Data-based policy recommendations for a more equitable NYC:
The fast-growing technology sector represents one of the best opportunities for New Yorkers from low-income backgrounds to springboard into the middle class. But too many New Yorkers from low-income communities lack the required early exposure, hands-on skills, and educational credentials needed to compete for these jobs.
To create a tech sector that reflects the diversity of New York while greatly expanding access to economic opportunity, city leaders will need to set ambitious goals and commit to a bold and long-term agenda to expand and improve the tech skills-building ecosystem—starting with investments in the K–12 education system, where policymakers can have the greatest impact.
The following is a brief summary of recommendations for policymakers, educators, nonprofit organizations, philanthropy, and the private sector. The full recommendations are accessible here.
Make a significant new public investment in expanding and improving New York City’s tech education and training ecosystem
New York City has taken some vital steps toward expanding access to technology careers, including the launch of CS4AllNYC and the Tech Talent Pipeline. But as our research shows, opportunity gaps and inequities persist in the tech skills-building ecosystem—and the city still has a long way to go. New York City should make a significant new public investment to grow and strengthen the tech skills-building ecosystem, allocating funding to expand in-school computing education to every public school beginning in kindergarten; close geographic gaps by funding and scaling in-school STEM enrichment and tech workforce training programs in underserved communities; and invest in intensive, career-aligned tech training models for working adults that lead to employment in the sector. An investment of $50 million—leveraged against additional private funding—would allow the city to strengthen crucial initiatives like CS4All and the Tech Talent Pipeline, while allocating additional resources to reach more New Yorkers with computing education programs, close geographic gaps, and scale up effective adult workforce programs.
Set clear and ambitious goals to greatly expand the pipeline of New Yorkers into technology careers
The mayor and City Council should create a unified set of goals and benchmarks ensuring that every student has in-school access to computational thinking and computing education beginning in kindergarten by 2025; expanding in-depth tech workforce training programs to reach at least 5,000 low-income New Yorkers annually by 2025, up from just a few hundred today; and, along with New York State, tripling the number of CUNY students who earn postsecondary STEM degrees and credentials each year by 2030.
Prioritize long-term investments in K–12 computing education
If city leaders do just one thing to expand access and build equity in the city’s growing tech sector, our research suggests the most effective use of resources is a long-term investment in expanding and improving K–12 computing education. While New Yorkers of all ages can benefit from tech skills-building initiatives, this report finds that long-term investments in computing education are essential in order to tackle the city’s persistent opportunity gap at the root. By ensuring that every student has access to effective, age-appropriate computing education—including the core concepts of computational thinking—New York City can greatly expand the pipeline into tech careers by building skills, interests, and confidence from the earliest years of a New Yorker’s life.
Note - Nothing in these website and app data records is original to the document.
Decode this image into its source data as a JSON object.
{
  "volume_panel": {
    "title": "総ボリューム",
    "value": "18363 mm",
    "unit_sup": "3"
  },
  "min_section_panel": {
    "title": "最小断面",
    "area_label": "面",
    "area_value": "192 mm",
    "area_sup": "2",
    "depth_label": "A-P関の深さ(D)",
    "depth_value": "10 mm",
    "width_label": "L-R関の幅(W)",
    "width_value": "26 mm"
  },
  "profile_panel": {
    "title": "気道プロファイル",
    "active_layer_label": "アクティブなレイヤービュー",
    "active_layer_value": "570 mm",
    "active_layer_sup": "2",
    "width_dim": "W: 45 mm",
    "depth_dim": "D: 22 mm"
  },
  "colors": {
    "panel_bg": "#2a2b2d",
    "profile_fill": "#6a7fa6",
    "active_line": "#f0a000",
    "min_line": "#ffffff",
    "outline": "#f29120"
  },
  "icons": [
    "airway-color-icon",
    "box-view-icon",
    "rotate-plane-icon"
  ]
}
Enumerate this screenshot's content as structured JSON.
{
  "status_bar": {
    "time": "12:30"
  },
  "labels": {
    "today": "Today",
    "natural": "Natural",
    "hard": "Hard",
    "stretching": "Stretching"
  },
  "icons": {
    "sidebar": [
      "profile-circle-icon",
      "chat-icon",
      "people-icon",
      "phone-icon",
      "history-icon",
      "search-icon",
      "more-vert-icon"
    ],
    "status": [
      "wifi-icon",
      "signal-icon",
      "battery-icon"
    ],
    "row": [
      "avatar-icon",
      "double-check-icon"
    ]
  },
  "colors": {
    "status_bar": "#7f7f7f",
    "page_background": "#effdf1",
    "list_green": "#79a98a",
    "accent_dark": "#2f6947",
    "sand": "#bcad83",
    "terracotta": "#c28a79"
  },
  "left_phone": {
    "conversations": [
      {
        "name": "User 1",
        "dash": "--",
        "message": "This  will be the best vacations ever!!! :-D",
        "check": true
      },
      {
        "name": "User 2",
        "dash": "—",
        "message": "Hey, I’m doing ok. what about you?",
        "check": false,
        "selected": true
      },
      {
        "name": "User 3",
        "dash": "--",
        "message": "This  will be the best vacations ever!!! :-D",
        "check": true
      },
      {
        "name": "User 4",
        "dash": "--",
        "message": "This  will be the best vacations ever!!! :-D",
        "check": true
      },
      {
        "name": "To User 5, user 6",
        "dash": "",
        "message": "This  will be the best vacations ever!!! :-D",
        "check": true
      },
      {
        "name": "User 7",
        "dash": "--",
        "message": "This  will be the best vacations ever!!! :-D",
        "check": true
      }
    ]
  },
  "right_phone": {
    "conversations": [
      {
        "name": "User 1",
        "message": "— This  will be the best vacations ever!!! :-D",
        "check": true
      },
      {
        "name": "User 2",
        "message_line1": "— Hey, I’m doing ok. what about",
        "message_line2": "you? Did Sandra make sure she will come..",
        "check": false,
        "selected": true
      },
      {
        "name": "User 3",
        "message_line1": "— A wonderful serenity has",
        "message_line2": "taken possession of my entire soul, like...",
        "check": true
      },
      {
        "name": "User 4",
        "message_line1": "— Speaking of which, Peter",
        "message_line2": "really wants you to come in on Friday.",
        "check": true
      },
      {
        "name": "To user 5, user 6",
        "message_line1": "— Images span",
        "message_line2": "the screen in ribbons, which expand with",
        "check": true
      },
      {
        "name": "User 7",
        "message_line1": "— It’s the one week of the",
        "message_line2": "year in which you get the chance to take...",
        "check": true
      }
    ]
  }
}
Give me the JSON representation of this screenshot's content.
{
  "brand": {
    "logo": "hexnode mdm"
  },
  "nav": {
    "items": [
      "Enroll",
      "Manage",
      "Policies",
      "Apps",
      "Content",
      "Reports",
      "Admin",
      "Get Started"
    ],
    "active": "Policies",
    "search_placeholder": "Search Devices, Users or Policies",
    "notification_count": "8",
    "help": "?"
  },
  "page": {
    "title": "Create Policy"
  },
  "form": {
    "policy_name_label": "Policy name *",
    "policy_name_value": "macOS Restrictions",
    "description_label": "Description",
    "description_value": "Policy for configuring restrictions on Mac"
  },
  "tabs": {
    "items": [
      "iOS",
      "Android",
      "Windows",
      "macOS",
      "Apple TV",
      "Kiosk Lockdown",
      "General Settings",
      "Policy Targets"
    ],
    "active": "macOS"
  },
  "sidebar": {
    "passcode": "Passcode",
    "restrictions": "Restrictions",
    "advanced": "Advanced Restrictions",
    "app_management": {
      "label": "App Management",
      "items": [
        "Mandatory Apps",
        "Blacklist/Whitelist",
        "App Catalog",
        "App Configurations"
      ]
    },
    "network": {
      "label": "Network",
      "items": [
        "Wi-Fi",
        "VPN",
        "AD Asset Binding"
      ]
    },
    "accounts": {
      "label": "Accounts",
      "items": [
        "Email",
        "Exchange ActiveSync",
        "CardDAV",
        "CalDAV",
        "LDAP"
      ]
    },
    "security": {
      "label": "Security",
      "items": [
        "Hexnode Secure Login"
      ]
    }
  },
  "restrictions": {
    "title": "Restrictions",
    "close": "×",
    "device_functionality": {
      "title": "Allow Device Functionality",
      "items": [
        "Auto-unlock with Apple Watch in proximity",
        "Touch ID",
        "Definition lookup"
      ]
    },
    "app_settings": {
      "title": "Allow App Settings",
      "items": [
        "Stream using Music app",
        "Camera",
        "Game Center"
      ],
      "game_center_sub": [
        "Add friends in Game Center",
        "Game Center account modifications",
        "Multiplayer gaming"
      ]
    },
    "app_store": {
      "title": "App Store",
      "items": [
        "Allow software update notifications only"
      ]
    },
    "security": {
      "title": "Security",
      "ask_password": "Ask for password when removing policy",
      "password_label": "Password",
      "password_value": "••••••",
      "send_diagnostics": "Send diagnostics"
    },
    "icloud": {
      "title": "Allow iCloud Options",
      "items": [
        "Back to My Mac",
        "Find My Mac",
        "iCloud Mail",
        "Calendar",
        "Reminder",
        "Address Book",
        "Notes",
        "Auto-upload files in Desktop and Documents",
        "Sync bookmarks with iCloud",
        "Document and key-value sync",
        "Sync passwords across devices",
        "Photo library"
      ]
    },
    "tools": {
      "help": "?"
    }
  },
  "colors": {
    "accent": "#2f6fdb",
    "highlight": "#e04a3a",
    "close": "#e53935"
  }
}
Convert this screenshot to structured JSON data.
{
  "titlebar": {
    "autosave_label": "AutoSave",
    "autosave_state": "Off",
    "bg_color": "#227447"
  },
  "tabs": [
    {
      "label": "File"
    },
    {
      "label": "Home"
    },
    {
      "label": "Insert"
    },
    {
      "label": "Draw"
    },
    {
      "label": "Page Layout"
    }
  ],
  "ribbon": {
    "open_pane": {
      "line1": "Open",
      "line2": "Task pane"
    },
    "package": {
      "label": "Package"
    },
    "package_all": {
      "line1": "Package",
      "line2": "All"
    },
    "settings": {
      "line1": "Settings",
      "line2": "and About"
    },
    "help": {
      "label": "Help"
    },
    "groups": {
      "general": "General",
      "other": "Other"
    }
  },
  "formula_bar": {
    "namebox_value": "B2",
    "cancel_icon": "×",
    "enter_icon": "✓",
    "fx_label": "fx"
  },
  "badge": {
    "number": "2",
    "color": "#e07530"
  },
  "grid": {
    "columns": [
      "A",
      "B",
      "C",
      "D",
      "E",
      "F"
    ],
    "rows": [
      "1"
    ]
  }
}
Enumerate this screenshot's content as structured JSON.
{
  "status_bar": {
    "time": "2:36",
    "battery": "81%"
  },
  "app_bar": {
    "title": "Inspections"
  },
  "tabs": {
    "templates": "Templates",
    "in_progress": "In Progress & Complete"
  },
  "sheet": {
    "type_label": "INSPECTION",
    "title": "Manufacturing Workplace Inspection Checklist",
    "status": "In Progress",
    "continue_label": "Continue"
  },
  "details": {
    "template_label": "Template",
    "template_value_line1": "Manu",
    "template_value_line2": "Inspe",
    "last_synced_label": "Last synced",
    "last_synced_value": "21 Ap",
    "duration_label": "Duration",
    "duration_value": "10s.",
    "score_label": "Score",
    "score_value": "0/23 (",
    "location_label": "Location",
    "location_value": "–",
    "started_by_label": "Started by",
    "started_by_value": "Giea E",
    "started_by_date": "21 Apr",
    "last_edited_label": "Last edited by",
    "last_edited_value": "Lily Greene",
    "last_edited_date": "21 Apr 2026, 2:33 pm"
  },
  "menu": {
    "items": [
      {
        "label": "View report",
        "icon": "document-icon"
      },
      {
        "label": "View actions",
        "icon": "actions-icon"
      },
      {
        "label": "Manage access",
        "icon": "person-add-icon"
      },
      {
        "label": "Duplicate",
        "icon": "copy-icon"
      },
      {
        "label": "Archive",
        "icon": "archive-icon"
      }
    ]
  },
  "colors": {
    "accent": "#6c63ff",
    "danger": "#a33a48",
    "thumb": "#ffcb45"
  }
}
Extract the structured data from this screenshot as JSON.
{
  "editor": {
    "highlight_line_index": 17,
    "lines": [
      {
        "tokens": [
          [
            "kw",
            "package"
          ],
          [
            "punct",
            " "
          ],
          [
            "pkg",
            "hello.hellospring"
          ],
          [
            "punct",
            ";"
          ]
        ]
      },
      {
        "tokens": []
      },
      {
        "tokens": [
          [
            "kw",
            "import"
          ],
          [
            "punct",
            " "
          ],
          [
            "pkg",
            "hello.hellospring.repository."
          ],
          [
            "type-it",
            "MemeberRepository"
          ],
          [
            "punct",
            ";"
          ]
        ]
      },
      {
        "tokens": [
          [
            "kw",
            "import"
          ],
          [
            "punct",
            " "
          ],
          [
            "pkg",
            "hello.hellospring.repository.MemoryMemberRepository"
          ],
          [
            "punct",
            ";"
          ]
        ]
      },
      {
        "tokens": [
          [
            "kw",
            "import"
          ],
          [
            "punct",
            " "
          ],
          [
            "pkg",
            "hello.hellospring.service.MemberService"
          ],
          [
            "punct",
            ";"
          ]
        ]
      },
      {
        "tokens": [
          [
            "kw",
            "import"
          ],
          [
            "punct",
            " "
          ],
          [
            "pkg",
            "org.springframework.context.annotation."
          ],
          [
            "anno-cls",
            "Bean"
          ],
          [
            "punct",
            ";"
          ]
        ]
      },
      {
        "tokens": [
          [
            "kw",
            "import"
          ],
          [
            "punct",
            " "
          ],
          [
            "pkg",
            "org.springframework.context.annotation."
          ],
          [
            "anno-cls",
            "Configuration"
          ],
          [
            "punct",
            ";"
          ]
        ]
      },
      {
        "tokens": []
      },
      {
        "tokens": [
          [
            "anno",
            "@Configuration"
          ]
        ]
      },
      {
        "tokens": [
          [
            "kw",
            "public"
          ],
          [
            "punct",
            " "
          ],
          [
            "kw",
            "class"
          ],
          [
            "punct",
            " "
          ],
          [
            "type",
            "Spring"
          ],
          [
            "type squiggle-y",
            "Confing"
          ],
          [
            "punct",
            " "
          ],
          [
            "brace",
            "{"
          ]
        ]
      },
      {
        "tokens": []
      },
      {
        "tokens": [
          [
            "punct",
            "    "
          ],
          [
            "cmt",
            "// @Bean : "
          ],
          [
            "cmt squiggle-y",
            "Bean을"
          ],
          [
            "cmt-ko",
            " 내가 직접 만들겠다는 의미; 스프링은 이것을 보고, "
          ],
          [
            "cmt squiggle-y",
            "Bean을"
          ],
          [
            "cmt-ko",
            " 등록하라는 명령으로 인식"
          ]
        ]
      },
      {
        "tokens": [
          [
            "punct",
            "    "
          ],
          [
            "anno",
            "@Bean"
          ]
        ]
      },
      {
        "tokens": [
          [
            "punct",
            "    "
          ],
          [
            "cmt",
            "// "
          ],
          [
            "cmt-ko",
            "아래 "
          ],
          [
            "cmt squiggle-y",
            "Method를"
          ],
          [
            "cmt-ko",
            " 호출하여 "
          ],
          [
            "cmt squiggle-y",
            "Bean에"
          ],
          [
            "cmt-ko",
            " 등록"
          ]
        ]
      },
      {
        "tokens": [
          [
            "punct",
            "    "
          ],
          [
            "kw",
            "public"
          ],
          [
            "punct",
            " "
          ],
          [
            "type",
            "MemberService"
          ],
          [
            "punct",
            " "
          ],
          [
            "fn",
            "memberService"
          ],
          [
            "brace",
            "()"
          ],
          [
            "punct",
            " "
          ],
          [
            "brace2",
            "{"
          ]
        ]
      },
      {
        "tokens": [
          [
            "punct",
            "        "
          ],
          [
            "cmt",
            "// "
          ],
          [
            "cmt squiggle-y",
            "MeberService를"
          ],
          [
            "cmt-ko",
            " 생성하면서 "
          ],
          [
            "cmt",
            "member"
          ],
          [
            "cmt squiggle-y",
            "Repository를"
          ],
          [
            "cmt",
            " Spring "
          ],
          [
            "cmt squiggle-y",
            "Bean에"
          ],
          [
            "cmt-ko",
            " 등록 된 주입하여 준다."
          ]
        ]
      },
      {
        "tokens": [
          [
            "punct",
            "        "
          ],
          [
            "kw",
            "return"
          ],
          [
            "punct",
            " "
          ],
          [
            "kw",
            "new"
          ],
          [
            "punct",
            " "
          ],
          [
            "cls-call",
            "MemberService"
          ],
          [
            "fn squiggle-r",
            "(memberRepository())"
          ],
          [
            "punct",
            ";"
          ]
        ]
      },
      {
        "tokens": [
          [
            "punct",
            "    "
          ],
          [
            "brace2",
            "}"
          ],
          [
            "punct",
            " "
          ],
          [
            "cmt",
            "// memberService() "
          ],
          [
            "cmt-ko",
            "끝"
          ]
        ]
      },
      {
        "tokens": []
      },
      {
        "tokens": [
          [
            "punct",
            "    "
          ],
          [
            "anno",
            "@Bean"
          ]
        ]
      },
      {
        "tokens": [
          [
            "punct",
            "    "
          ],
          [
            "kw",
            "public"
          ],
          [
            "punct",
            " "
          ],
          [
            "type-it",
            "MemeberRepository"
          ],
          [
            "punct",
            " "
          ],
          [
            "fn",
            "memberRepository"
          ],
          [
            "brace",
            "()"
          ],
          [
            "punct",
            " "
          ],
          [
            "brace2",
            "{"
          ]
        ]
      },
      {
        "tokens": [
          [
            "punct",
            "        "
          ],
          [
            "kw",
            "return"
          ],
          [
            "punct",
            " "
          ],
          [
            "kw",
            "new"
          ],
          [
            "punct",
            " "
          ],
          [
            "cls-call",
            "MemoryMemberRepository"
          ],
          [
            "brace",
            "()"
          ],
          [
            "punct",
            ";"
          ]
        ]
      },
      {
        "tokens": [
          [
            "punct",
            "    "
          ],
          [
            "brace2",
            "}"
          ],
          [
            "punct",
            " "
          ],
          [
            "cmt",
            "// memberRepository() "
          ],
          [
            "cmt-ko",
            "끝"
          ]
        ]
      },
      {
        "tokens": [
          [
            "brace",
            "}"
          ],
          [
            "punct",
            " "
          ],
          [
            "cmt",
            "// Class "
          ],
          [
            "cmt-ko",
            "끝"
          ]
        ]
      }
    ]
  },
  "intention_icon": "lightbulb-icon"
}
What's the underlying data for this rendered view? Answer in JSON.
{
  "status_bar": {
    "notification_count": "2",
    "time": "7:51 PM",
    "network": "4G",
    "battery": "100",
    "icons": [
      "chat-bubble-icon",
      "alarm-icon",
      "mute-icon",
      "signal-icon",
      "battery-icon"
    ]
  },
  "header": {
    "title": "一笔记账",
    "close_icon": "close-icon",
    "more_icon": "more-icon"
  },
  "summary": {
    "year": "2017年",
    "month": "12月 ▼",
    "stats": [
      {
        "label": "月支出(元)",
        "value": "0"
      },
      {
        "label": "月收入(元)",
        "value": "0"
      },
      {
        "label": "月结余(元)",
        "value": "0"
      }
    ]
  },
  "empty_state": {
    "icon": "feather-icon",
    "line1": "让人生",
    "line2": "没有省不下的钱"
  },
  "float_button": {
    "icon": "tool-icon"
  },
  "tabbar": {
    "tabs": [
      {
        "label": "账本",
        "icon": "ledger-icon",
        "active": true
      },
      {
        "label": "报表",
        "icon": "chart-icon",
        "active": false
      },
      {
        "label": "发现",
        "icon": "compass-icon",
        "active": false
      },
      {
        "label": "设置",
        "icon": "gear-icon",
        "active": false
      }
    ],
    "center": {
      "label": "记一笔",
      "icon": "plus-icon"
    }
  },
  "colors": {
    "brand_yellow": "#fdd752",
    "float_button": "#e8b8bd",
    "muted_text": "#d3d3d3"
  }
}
- Fully fund and champion the expansion of CS4All to reach every student by 2025.
- Go beyond CS4All to bring computational thinking into every classroom.
- Significantly expand computing education in grades K–5.
- Ensure that teachers at every grade level receive professional development in computing education.
- Launch clear statewide standards for teacher certification and require a recognized credential in computing education for all new teachers by 2025.
Scale up tech training with a focus on programs that develop in-depth, career-ready skills
Although prioritizing K–12 computing education will have the greatest long-term impact on expanding access to technology careers, New York City also needs to make significant near-term investments to ensure that more working adults can train for opportunities that exist today. Seizing these opportunities will require new investments to double or triple the capacity of the specific type of programs that are in short supply today: multi-week, in-depth training programs focused on applied technical skills and real-world career readiness—and informed by specific employer needs—that consistently lead to employment, retention, wage gains, and career advancement. To help more working adults access opportunities in the tech sector, policymakers should focus on scaling up the relatively small number of intensive, in-depth tech training programs that consistently lead to employment in technical occupations and provide opportunities for career advancement.
- Build the pipeline of educators and facilitators serving both K–12 and career readiness efforts.
- Scale up tech training with a focus on programs that develop in-depth, career-ready skills.
- Close the geographic gaps in tech education and skills-building programs.
- New York City’s tech sector should play a larger role in developing, recruiting, and retaining diverse talent.
- Increase access to tech apprenticeships and paid STEM internships through industry partnerships, CS4All, and the city’s current Summer Youth Employment Program.
- Expand efforts to market STEM programs to underrepresented students and their families.
- Develop and fund links from the numerous computer literacy and basic digital skills-building programs to the in-depth programs that can lead to employment.
- Expand the number of bridge programs to provide crucial new on-ramps to further tech education and training for New Yorkers with fundamental skills needs.
- Develop major new supports for the non-tuition costs of adult workforce training